**What is needed:**
Please return every line from the entries that has the string "Устройства" in it.
═════ Data supplied
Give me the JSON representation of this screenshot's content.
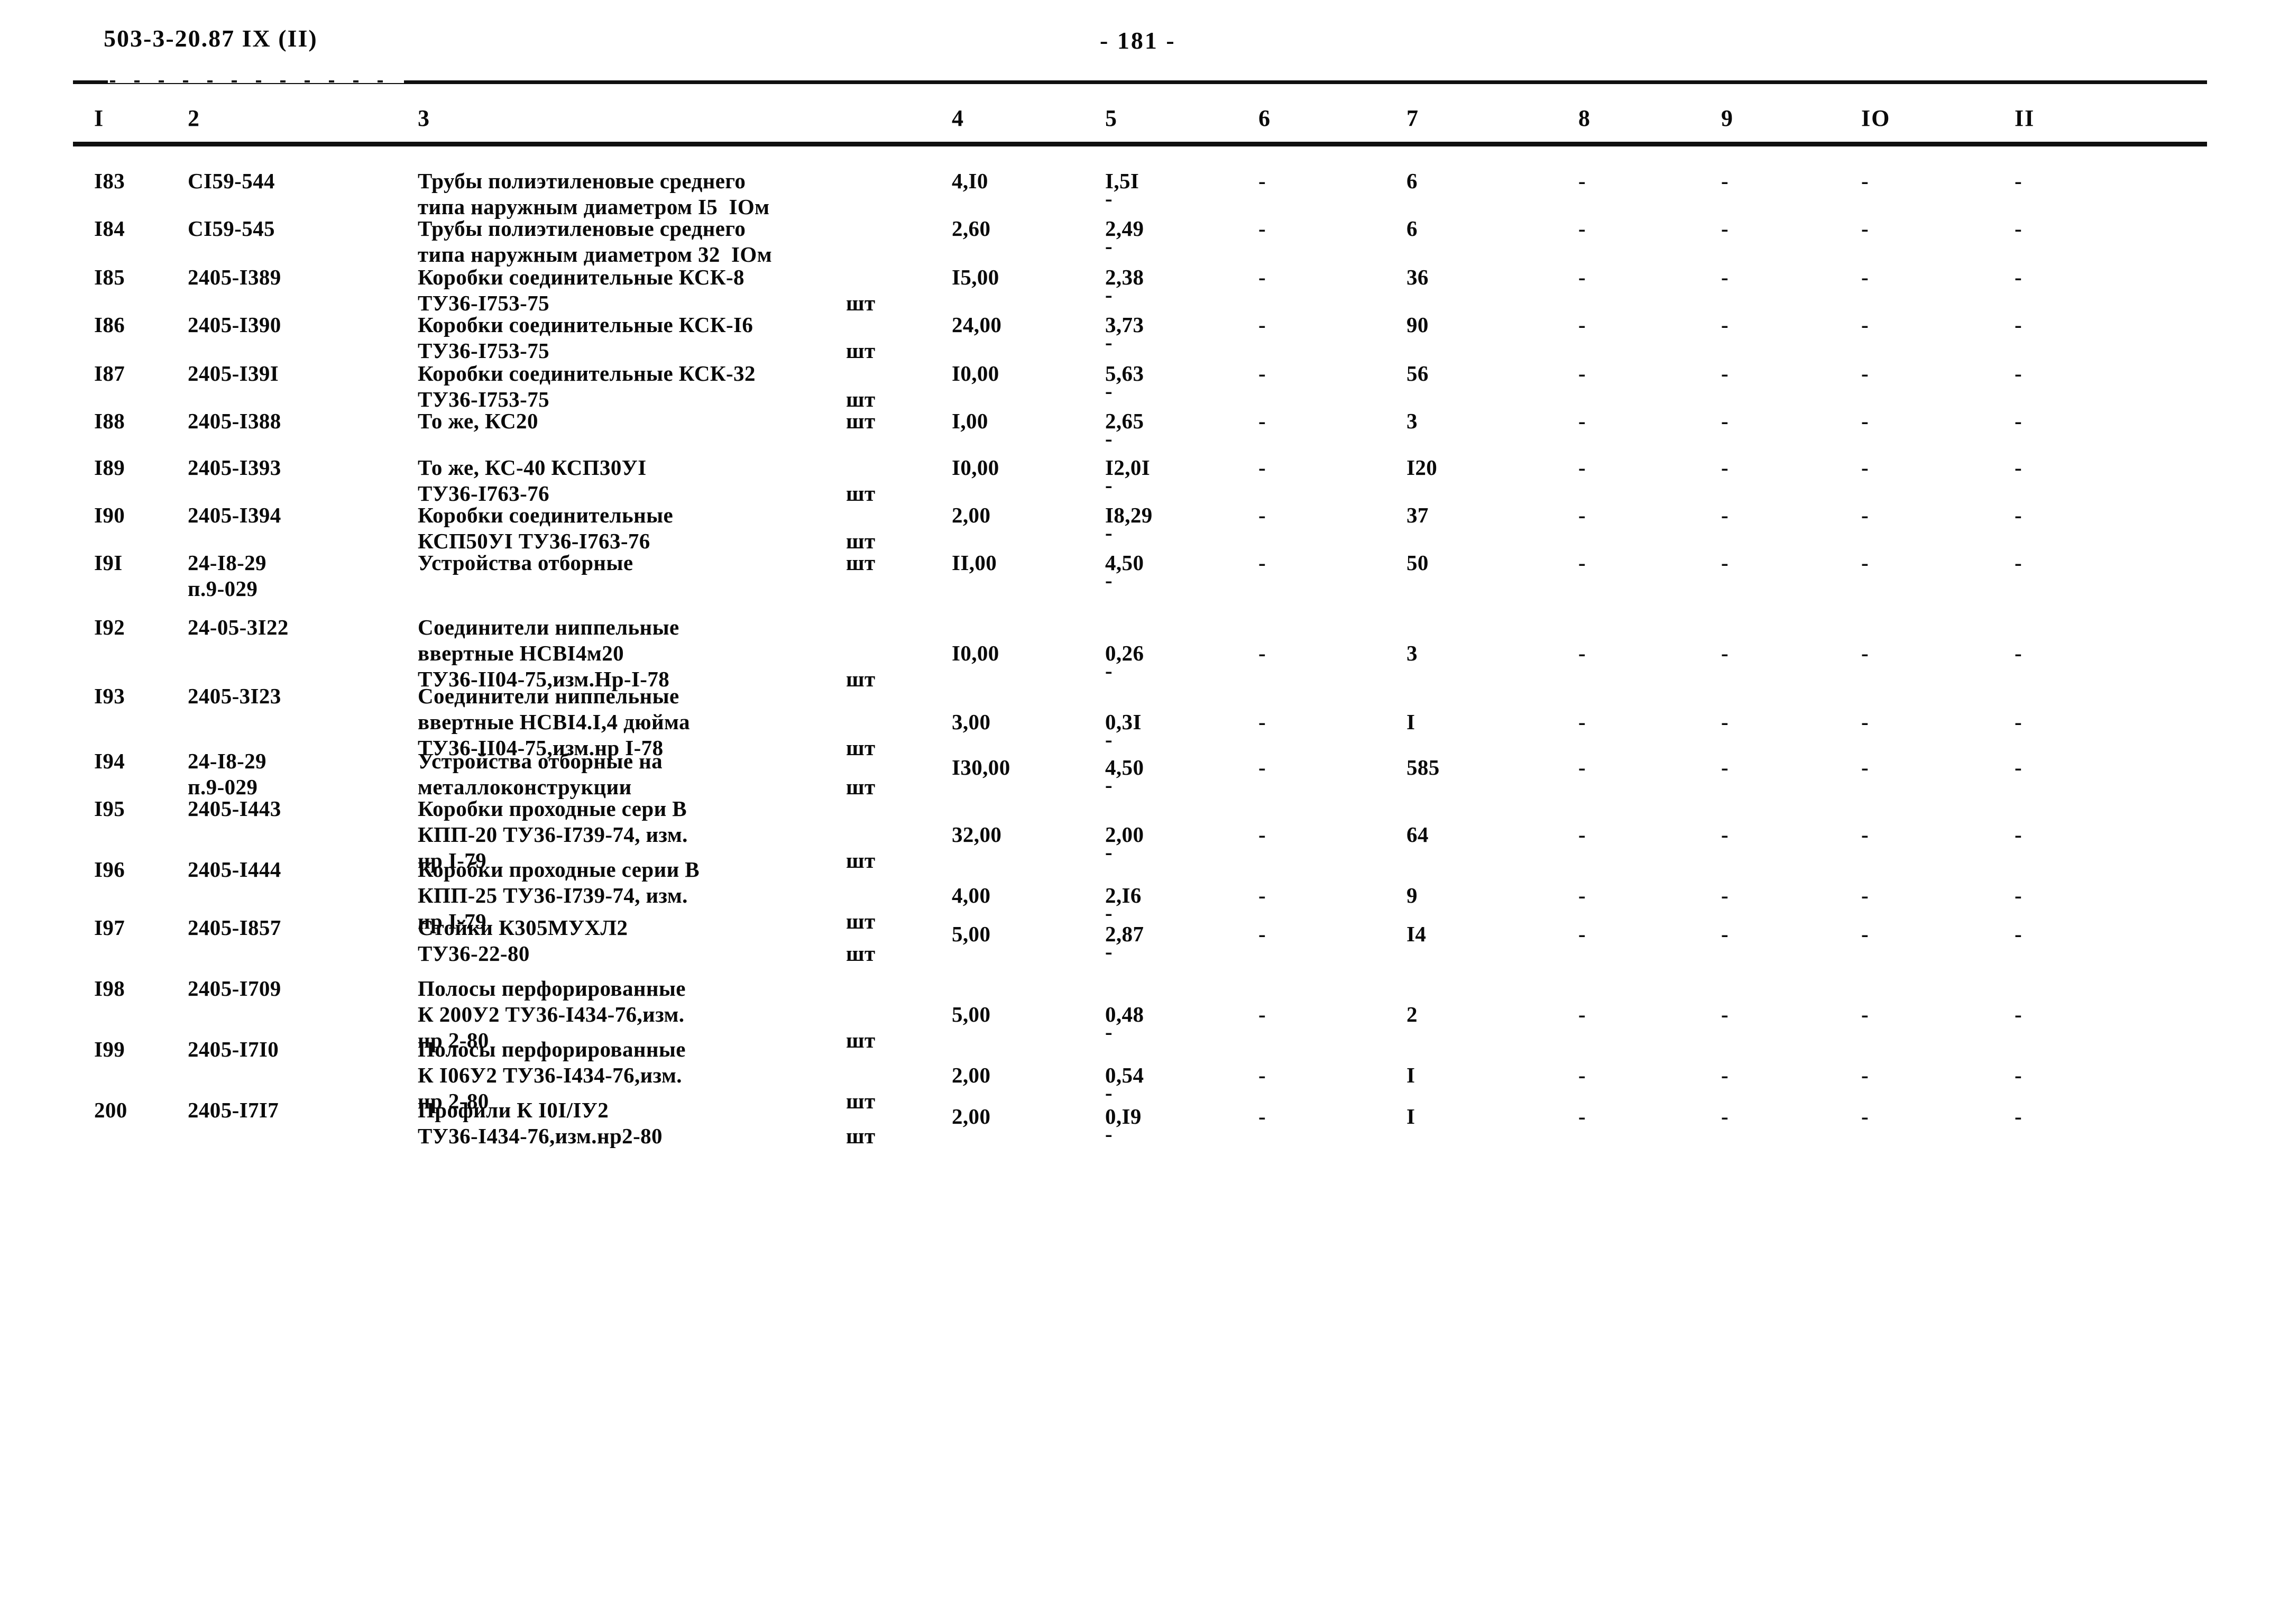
{
  "header": {
    "doc_code": "503-3-20.87  IX (II)",
    "page_number": "- 181 -"
  },
  "table": {
    "column_headers": [
      "I",
      "2",
      "3",
      "4",
      "5",
      "6",
      "7",
      "8",
      "9",
      "IO",
      "II"
    ],
    "dash": "-",
    "unit_shtuka": "шт",
    "rows": [
      {
        "no": "I83",
        "code": "CI59-544",
        "desc_lines": [
          "Трубы полиэтиленовые среднего",
          "типа наружным диаметром I5  IOм"
        ],
        "unit": "",
        "c4": "4,I0",
        "c5": "I,5I",
        "c6": "-",
        "c7": "6",
        "c8": "-",
        "c9": "-",
        "c10": "-",
        "c11": "-",
        "sub_dash": "-"
      },
      {
        "no": "I84",
        "code": "CI59-545",
        "desc_lines": [
          "Трубы полиэтиленовые среднего",
          "типа наружным диаметром 32  IOм"
        ],
        "unit": "",
        "c4": "2,60",
        "c5": "2,49",
        "c6": "-",
        "c7": "6",
        "c8": "-",
        "c9": "-",
        "c10": "-",
        "c11": "-",
        "sub_dash": "-"
      },
      {
        "no": "I85",
        "code": "2405-I389",
        "desc_lines": [
          "Коробки соединительные КСК-8",
          "ТУ36-I753-75"
        ],
        "unit": "шт",
        "c4": "I5,00",
        "c5": "2,38",
        "c6": "-",
        "c7": "36",
        "c8": "-",
        "c9": "-",
        "c10": "-",
        "c11": "-",
        "sub_dash": "-"
      },
      {
        "no": "I86",
        "code": "2405-I390",
        "desc_lines": [
          "Коробки соединительные КСК-I6",
          "ТУ36-I753-75"
        ],
        "unit": "шт",
        "c4": "24,00",
        "c5": "3,73",
        "c6": "-",
        "c7": "90",
        "c8": "-",
        "c9": "-",
        "c10": "-",
        "c11": "-",
        "sub_dash": "-"
      },
      {
        "no": "I87",
        "code": "2405-I39I",
        "desc_lines": [
          "Коробки соединительные КСК-32",
          "ТУ36-I753-75"
        ],
        "unit": "шт",
        "c4": "I0,00",
        "c5": "5,63",
        "c6": "-",
        "c7": "56",
        "c8": "-",
        "c9": "-",
        "c10": "-",
        "c11": "-",
        "sub_dash": "-"
      },
      {
        "no": "I88",
        "code": "2405-I388",
        "desc_lines": [
          "То же, КС20"
        ],
        "unit": "шт",
        "c4": "I,00",
        "c5": "2,65",
        "c6": "-",
        "c7": "3",
        "c8": "-",
        "c9": "-",
        "c10": "-",
        "c11": "-",
        "sub_dash": "-"
      },
      {
        "no": "I89",
        "code": "2405-I393",
        "desc_lines": [
          "То же, КС-40 КСП30УI",
          "ТУ36-I763-76"
        ],
        "unit": "шт",
        "c4": "I0,00",
        "c5": "I2,0I",
        "c6": "-",
        "c7": "I20",
        "c8": "-",
        "c9": "-",
        "c10": "-",
        "c11": "-",
        "sub_dash": "-"
      },
      {
        "no": "I90",
        "code": "2405-I394",
        "desc_lines": [
          "Коробки соединительные",
          "КСП50УI ТУ36-I763-76"
        ],
        "unit": "шт",
        "c4": "2,00",
        "c5": "I8,29",
        "c6": "-",
        "c7": "37",
        "c8": "-",
        "c9": "-",
        "c10": "-",
        "c11": "-",
        "sub_dash": "-"
      },
      {
        "no": "I9I",
        "code": "24-I8-29\nп.9-029",
        "desc_lines": [
          "Устройства отборные"
        ],
        "unit": "шт",
        "c4": "II,00",
        "c5": "4,50",
        "c6": "-",
        "c7": "50",
        "c8": "-",
        "c9": "-",
        "c10": "-",
        "c11": "-",
        "sub_dash": "-"
      },
      {
        "no": "I92",
        "code": "24-05-3I22",
        "desc_lines": [
          "Соединители ниппельные",
          "ввертные НСВI4м20",
          "ТУ36-II04-75,изм.Нр-I-78"
        ],
        "unit": "шт",
        "c4": "I0,00",
        "c5": "0,26",
        "c6": "-",
        "c7": "3",
        "c8": "-",
        "c9": "-",
        "c10": "-",
        "c11": "-",
        "sub_dash": "-"
      },
      {
        "no": "I93",
        "code": "2405-3I23",
        "desc_lines": [
          "Соединители ниппельные",
          "ввертные НСВI4.I,4 дюйма",
          "ТУ36-II04-75,изм.нр I-78"
        ],
        "unit": "шт",
        "c4": "3,00",
        "c5": "0,3I",
        "c6": "-",
        "c7": "I",
        "c8": "-",
        "c9": "-",
        "c10": "-",
        "c11": "-",
        "sub_dash": "-"
      },
      {
        "no": "I94",
        "code": "24-I8-29\nп.9-029",
        "desc_lines": [
          "Устройства отборные на",
          "металлоконструкции"
        ],
        "unit": "шт",
        "c4": "I30,00",
        "c5": "4,50",
        "c6": "-",
        "c7": "585",
        "c8": "-",
        "c9": "-",
        "c10": "-",
        "c11": "-",
        "sub_dash": "-"
      },
      {
        "no": "I95",
        "code": "2405-I443",
        "desc_lines": [
          "Коробки проходные сери В",
          "КПП-20 ТУ36-I739-74, изм.",
          "нр I-79"
        ],
        "unit": "шт",
        "c4": "32,00",
        "c5": "2,00",
        "c6": "-",
        "c7": "64",
        "c8": "-",
        "c9": "-",
        "c10": "-",
        "c11": "-",
        "sub_dash": "-"
      },
      {
        "no": "I96",
        "code": "2405-I444",
        "desc_lines": [
          "Коробки проходные серии В",
          "КПП-25 ТУ36-I739-74, изм.",
          "нр I-79"
        ],
        "unit": "шт",
        "c4": "4,00",
        "c5": "2,I6",
        "c6": "-",
        "c7": "9",
        "c8": "-",
        "c9": "-",
        "c10": "-",
        "c11": "-",
        "sub_dash": "-"
      },
      {
        "no": "I97",
        "code": "2405-I857",
        "desc_lines": [
          "Стойки К305МУХЛ2",
          "ТУ36-22-80"
        ],
        "unit": "шт",
        "c4": "5,00",
        "c5": "2,87",
        "c6": "-",
        "c7": "I4",
        "c8": "-",
        "c9": "-",
        "c10": "-",
        "c11": "-",
        "sub_dash": "-"
      },
      {
        "no": "I98",
        "code": "2405-I709",
        "desc_lines": [
          "Полосы перфорированные",
          "К 200У2 ТУ36-I434-76,изм.",
          "нр 2-80"
        ],
        "unit": "шт",
        "c4": "5,00",
        "c5": "0,48",
        "c6": "-",
        "c7": "2",
        "c8": "-",
        "c9": "-",
        "c10": "-",
        "c11": "-",
        "sub_dash": "-"
      },
      {
        "no": "I99",
        "code": "2405-I7I0",
        "desc_lines": [
          "Полосы перфорированные",
          "К I06У2 ТУ36-I434-76,изм.",
          "нр 2-80"
        ],
        "unit": "шт",
        "c4": "2,00",
        "c5": "0,54",
        "c6": "-",
        "c7": "I",
        "c8": "-",
        "c9": "-",
        "c10": "-",
        "c11": "-",
        "sub_dash": "-"
      },
      {
        "no": "200",
        "code": "2405-I7I7",
        "desc_lines": [
          "Профили К I0I/IУ2",
          "ТУ36-I434-76,изм.нр2-80"
        ],
        "unit": "шт",
        "c4": "2,00",
        "c5": "0,I9",
        "c6": "-",
        "c7": "I",
        "c8": "-",
        "c9": "-",
        "c10": "-",
        "c11": "-",
        "sub_dash": "-"
      }
    ]
  }
}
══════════
**Reply:**
          "Устройства отборные"
          "Устройства отборные на",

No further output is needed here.